A report from the Associated Press said there had been violent confrontations between customers and Target workers over the merchandise.

The statement also said: "Given these volatile circumstances, we are making adjustments to our plans, including removing items that have been at the center of the most significant confrontational behavior."

The statement did not specify which items were to be axed. But out of the 2,353-item Pride collection this year, the items that sparked the most controversy from right-wingers were swimsuits advertised as "tuck friendly," which cater to trans women.


The company also debunked claims on social media that the "tuck friendly" swimwear was marketed for children. Target's spokesperson told the AP that this feature was only available in swimwear for adults.

The company also drew criticism for partnering with the London-based design company Abprallen.
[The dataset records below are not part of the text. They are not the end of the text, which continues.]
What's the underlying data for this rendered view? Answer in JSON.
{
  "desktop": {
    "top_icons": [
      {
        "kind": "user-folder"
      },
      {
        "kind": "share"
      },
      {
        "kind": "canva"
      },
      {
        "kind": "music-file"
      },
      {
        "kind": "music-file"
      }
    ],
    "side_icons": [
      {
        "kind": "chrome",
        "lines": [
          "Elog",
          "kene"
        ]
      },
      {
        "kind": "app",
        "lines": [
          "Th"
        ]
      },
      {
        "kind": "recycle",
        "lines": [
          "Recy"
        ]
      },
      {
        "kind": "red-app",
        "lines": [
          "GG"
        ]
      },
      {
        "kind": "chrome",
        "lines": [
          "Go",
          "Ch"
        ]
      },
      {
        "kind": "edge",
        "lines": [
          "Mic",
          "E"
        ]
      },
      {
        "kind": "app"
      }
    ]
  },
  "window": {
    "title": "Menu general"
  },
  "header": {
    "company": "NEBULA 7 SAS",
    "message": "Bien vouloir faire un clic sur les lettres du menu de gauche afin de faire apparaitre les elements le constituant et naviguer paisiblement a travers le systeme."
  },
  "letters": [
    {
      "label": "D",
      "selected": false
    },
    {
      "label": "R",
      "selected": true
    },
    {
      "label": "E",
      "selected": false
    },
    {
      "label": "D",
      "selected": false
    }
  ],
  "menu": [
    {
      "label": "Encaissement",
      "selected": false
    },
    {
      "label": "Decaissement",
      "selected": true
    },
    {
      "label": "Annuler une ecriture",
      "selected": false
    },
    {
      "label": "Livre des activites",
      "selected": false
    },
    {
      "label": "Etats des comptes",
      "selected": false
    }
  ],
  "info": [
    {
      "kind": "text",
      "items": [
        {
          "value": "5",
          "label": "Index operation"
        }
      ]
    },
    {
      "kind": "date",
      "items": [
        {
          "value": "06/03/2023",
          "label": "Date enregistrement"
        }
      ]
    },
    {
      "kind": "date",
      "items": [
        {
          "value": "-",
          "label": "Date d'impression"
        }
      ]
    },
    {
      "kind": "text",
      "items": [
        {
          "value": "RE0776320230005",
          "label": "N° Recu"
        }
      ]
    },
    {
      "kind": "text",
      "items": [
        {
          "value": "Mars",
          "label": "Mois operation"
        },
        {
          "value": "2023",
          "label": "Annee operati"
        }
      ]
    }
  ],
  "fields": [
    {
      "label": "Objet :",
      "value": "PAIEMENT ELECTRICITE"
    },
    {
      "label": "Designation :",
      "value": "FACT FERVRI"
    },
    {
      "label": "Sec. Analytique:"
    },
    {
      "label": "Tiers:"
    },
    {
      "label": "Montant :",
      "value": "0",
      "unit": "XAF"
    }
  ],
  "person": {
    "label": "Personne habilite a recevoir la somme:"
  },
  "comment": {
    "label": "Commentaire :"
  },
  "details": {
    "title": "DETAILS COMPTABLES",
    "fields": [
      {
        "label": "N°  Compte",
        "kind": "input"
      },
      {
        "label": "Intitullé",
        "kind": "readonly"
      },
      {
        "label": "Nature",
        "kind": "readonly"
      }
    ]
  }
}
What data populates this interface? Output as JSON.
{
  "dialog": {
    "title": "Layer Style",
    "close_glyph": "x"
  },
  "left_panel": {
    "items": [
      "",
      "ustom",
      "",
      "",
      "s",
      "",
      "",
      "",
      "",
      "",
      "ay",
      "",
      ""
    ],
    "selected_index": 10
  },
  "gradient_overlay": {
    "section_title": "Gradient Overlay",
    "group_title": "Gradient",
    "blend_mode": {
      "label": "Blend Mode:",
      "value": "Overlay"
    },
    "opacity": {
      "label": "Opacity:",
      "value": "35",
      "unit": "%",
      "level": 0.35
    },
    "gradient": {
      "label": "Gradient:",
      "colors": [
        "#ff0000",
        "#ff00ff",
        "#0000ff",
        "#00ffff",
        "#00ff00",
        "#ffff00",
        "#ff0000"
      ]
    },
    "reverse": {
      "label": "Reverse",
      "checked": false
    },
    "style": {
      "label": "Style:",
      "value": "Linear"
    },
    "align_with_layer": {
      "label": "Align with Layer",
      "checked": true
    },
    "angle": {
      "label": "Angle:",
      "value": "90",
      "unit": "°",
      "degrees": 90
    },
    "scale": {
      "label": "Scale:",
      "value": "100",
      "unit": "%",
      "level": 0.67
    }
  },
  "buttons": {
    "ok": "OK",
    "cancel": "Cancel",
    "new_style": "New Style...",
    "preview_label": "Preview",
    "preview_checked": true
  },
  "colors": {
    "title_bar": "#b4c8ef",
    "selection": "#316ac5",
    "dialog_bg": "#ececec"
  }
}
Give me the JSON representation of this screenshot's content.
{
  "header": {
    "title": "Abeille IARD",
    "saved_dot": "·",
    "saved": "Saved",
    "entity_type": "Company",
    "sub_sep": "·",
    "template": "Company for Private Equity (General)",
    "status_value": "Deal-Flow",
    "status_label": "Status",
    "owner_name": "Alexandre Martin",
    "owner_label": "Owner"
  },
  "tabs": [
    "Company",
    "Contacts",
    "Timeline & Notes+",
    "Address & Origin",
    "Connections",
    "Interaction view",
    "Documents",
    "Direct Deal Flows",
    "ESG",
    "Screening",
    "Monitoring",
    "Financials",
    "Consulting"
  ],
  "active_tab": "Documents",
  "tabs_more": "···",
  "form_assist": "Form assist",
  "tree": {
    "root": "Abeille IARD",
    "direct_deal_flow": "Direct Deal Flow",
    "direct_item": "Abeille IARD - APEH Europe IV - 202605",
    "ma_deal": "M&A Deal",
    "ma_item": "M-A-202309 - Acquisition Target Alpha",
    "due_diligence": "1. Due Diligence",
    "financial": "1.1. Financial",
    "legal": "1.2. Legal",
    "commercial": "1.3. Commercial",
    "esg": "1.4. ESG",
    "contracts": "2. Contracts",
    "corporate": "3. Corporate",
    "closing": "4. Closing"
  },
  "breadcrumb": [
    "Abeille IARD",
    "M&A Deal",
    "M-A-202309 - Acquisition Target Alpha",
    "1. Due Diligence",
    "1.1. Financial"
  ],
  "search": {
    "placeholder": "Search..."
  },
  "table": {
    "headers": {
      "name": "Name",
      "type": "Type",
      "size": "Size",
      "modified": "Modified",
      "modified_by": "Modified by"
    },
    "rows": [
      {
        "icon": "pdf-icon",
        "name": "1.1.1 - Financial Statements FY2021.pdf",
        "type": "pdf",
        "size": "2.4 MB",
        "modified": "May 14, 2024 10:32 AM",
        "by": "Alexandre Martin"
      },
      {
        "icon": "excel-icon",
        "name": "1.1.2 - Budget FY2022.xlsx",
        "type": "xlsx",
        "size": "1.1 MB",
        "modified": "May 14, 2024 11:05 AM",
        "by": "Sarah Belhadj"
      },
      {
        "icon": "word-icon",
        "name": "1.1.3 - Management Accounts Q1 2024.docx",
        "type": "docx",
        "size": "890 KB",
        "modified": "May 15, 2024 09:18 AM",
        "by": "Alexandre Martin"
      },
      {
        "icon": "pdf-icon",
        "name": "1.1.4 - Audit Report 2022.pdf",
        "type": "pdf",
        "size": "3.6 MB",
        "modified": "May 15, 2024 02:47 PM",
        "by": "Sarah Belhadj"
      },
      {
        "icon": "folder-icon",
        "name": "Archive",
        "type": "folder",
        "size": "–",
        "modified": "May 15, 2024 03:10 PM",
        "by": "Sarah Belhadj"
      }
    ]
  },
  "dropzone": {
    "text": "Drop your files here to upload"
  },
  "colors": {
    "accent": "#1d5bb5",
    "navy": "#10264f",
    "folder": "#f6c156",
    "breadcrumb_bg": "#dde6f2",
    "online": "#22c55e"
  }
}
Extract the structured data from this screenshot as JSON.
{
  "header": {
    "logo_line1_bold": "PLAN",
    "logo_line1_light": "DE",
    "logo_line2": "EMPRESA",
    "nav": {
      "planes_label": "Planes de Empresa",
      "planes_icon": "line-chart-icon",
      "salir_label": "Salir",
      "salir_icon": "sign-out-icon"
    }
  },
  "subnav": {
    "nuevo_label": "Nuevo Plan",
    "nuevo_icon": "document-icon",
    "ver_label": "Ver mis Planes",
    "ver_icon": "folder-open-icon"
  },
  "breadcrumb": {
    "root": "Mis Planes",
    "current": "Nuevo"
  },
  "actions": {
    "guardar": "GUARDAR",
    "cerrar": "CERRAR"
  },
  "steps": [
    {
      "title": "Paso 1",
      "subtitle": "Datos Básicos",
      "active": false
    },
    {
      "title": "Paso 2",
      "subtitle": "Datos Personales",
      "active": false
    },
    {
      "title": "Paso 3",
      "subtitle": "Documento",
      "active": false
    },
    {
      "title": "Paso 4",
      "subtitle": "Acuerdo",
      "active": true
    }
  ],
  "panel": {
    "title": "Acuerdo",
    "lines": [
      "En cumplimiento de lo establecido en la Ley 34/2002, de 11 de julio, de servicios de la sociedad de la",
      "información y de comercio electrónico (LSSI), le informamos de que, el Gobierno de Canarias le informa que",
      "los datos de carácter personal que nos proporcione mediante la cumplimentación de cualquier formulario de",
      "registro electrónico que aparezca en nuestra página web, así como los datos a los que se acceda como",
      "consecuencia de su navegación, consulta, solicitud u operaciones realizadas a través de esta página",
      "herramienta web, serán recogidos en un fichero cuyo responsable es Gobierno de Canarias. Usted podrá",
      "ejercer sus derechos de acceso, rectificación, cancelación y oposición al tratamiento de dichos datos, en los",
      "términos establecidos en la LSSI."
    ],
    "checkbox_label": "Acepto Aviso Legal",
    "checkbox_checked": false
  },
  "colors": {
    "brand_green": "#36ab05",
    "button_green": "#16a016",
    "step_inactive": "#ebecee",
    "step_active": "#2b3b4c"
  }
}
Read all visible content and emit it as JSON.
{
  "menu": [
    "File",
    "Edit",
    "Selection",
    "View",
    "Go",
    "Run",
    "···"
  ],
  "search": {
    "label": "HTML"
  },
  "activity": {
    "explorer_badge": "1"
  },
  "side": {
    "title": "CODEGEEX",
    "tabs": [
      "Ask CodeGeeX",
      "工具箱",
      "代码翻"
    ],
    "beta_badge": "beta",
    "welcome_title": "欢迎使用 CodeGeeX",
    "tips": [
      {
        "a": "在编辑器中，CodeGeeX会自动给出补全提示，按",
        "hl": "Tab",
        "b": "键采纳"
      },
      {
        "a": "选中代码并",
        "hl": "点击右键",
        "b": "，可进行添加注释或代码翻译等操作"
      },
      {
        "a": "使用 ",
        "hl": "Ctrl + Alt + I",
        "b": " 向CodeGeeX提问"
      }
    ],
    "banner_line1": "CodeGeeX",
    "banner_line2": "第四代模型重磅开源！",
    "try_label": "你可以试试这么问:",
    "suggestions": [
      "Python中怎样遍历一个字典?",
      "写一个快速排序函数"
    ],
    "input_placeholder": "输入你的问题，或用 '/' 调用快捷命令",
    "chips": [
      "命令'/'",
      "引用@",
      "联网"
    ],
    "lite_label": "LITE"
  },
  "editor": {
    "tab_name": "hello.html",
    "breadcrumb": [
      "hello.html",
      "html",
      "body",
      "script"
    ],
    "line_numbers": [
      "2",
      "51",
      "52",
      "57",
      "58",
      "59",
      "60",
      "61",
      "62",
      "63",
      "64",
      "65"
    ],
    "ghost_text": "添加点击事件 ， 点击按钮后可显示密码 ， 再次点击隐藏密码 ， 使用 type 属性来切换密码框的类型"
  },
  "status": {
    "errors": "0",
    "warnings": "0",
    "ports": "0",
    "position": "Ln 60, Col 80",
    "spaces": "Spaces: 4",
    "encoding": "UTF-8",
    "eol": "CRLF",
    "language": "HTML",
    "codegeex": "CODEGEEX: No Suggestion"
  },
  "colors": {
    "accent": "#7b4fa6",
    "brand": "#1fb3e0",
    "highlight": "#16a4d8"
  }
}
Abprallen was accused by several right-wing influencers — including conservative influencer Oli London — of being "Satanic" because of a pin it produces that says: "Satan loves pronouns."

While the pins were not part of Target's Pride collection, Abprallen's tote bag, which said "too queer for here," and a sweatshirt that said "cure transphobia, not trans people," were part of the collection.

Other products offered under the collection were "gender fluid" mugs and "queer all year" calendars.

Some Southern Target outlets have already moved their Pride merch to the back of the stores, per Fox News. An unnamed staffer told Fox News that they were given 36 hours to move all the merch to the back of stores and were prohibited from displaying the products on mannequins.


"I think given the current situation with Bud Light, the company is terrified of a Bud Light situation," the staffer told Fox News.

Beer brand Bud Light received harsh criticism from conservative groups after it partnered with transgender influencer Dylan Mulvaney, and people started boycotting the brand.

There has indeed been an outpouring of anti-Target sentiment from the right. The Twitter hashtag #BoycottTarget contained dozens of videos from conservatives raging about the Pride merchandise line.

Colorado Rep. Lauren Boebert also tweeted on Monday that Target "won't be getting another dollar" from her, accusing it of being a "woke" corporation.

Meanwhile, California Gov. Gavin Newsom criticized Target for bowing to pressure from the right wing.


"CEO of Target Brian Cornell selling out the LGBTQ+ community to extremists is a real profile in courage," Newsom tweeted on Tuesday.

"This doesn't stop here. You're black? You're Asian? You're Jewish? You're a woman? You're next," Newsom added.

Insider has reached out to Glaad and the American Civil Liberties Union for comment.